Dancing and partying are universal. But in the underground free party scene, these activities become a radical form of expression. Although often misrepresented by the mainstream media and cracked down upon by authorities, the free party scene is still very much alive and stomping.
It now has something of its own portrait: “Out Of Order”, an incredible photographic reportage created by Qatar-born photographer and raver Molly MacIndoe, which began in 1997 and documents over a decade of illegal raves and teknivals in countries such as Britain, France and the Czech Republic.
“WELCOME HOME!” Those are most likely the first words you will be greeted with when entering a Rainbow Gathering. Now a global phenomenon, Rainbow Gatherings take their roots in the counterculture of the late Sixties. A Rainbow Gathering can bring together anywhere from a few hundred people to tens of thousands for the larger ones, particularly in the United States. This is Freedom’s home!
Today, some women still proclaim themselves to be truly witches of our time. Katarzyna Majak met with 27 women who identify themselves as contemporary witches, healers and women shaman throughout Poland. Through a beautiful and interesting reportage entitled “Women of Power”, she puts the spotlight on these women, opening the dialogue surrounding the meaning of the word “witch” and seeking to redeem the word’s original meaning. But what is really a witch?
Pulsing through the veins of the Earth, there are myths as old as time. Some fade into oblivion. But some survive.

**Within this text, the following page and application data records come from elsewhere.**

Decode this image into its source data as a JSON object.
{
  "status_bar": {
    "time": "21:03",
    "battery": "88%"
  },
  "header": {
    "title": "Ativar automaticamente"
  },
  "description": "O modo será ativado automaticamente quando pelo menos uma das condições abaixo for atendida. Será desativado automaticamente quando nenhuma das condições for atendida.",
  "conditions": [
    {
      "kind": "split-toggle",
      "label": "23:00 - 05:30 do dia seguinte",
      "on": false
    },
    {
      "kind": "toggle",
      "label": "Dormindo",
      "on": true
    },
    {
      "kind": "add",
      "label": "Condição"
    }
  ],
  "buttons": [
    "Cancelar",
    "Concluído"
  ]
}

Part man, part beast, the Wild Man is the quintessential “Other” – this stranger and rebel outsider – our primal counterpart.
Persisting against the odds of today’s digital age, masquerades around the world continue to pay homage to this figure haunting our consciousness since our ancestors first formed nomad tribes or settled into agricultural communities. It’s nothing you can tune into using a Wi-Fi connection: this is a tale speaking of roots and forces beyond the control of man. Dressed as a goat, a devil, a bear or a monster with jaws of steel, the wild man belongs to a realm populated of dreams and myths.

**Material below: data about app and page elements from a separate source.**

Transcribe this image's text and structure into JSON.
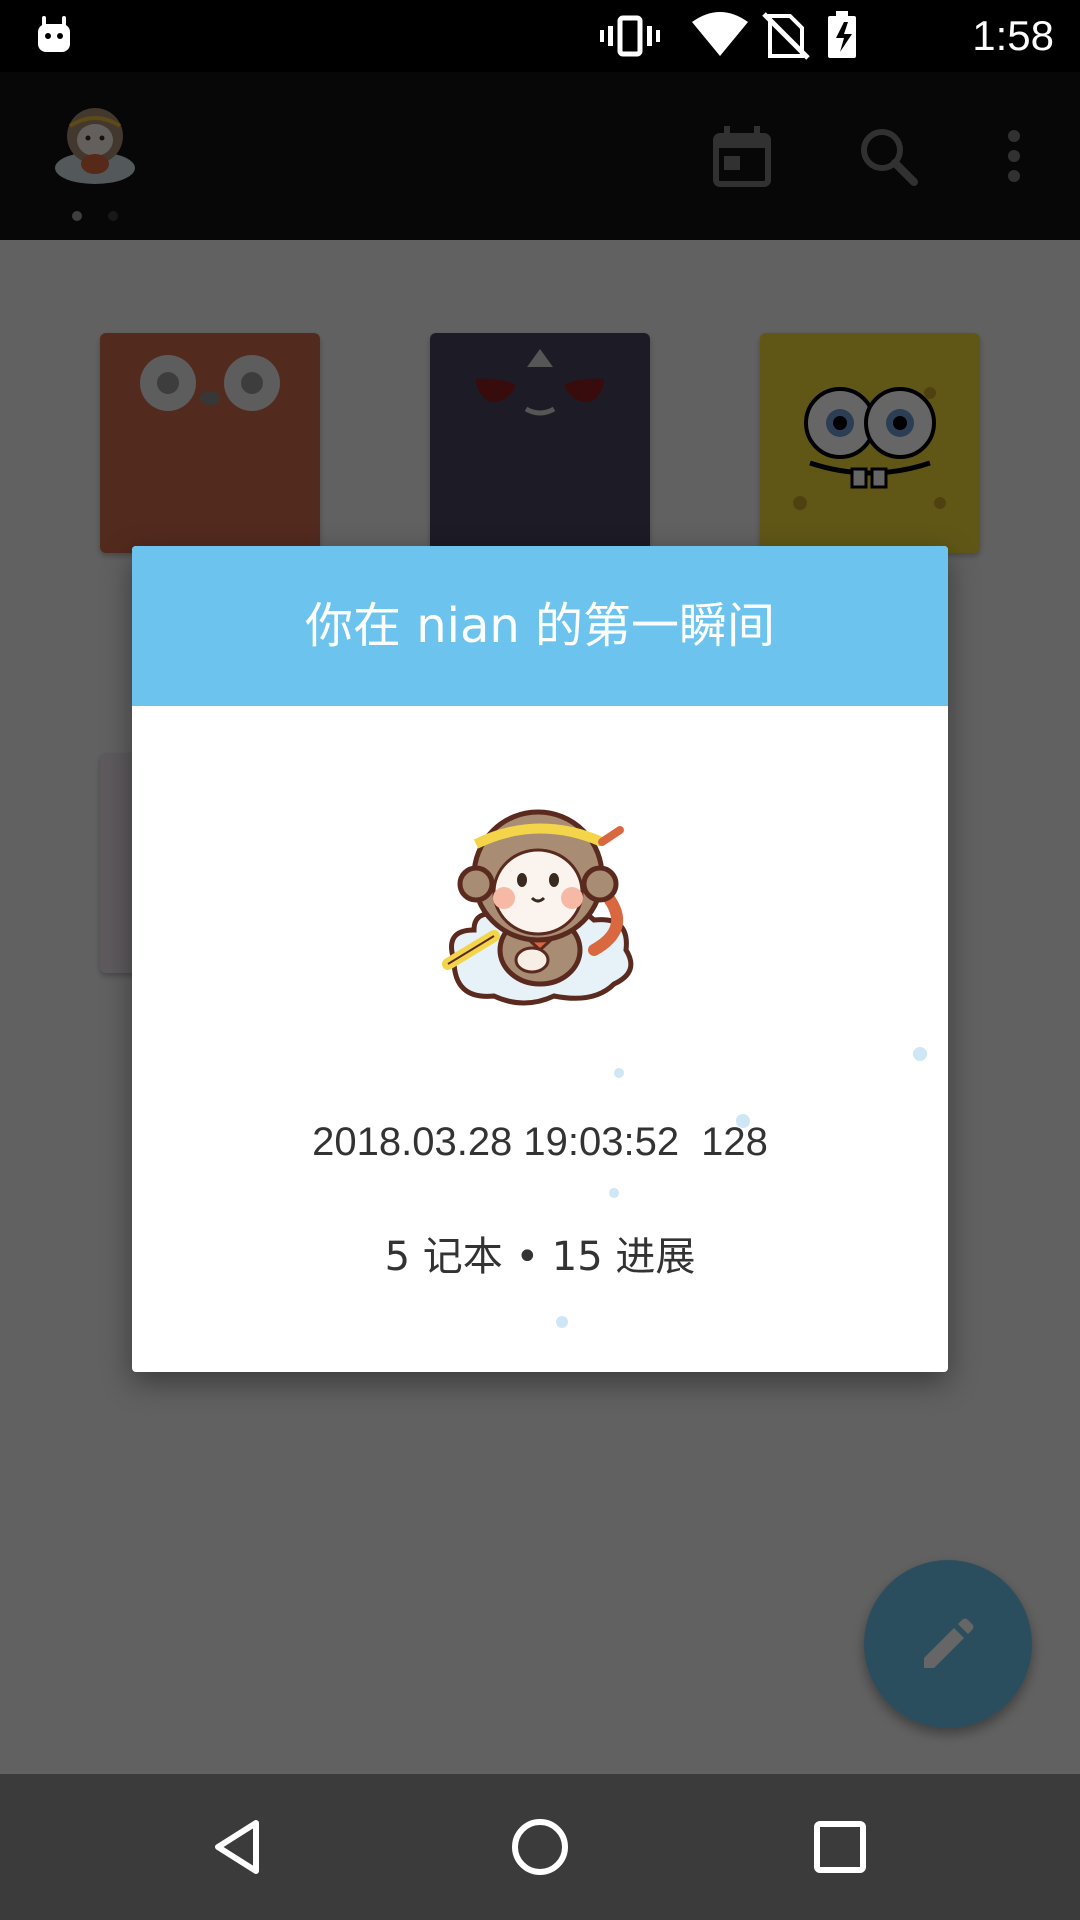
{
  "status_bar": {
    "time": "1:58",
    "icons": [
      "android-robot-icon",
      "vibrate-icon",
      "wifi-icon",
      "no-sim-icon",
      "battery-charging-icon"
    ]
  },
  "app_bar": {
    "avatar_icon": "monkey-avatar-icon",
    "actions": [
      "calendar-icon",
      "search-icon",
      "more-vert-icon"
    ],
    "page_count": 2,
    "active_page": 1
  },
  "dialog": {
    "title": "你在 nian 的第一瞬间",
    "mascot_icon": "monkey-king-mascot",
    "date": "2018.03.28 19:03:52",
    "count": "128",
    "stats": "5 记本 • 15 进展"
  },
  "fab": {
    "icon": "pencil-icon"
  },
  "nav_bar": {
    "buttons": [
      "back-icon",
      "home-icon",
      "recents-icon"
    ]
  },
  "colors": {
    "accent": "#6cc4ee",
    "status_bar": "#000000",
    "app_bar": "#121212",
    "nav_bar": "#3b3b3b"
  }
}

Photography By Yannick Cormier
Text by Sophie Pinchetti
A man with floor length dreadlocks transforms into Goddess Kali, the Hindu Goddess of Time and Change. Another one wears a tiara and animal print dress, emulating Lord Shiva. This is Fall in Kulasekarapattinam, where more than a million people gather in this tiny coastal temple-town of South India to celebrate the 10-day Hindu festival of Navratri, symbolic of the triumph of good over evil. Through masquerade, people begin to dress as gods and the body becomes a channel for the divine and the gods of the Hindu mythology.
The reportage ‘Masquerade of The Gods’ documents men and children who dress themselves as different gods during this festival brimming with talismans, shrines, myths and magic. Wigs, colourful make-up, jewellery, masks and headdresses are used to create the god or goddess inspired by depictions in traditional Indian and ancient Hindu scriptures. Regular t-shirts and dresses take on a new life when donned and accessorised as a god, demon, spirit or animal. Men metamorphose into goddesses. Children paint themselves as black demons with perfect white fangs.
Legend has it that the divine female cosmic energy Shakti took on the form of the dark and dangerous Kali to slay the demon Mahisasura on the new moon day of the Tamil month of Purattasi (September to October). The temple of this vital, fear-inducing goddess Devi Mutharamman is 300 years old. The only one of its kind in South Asia, this temple houses the male and female deities within the same shrine.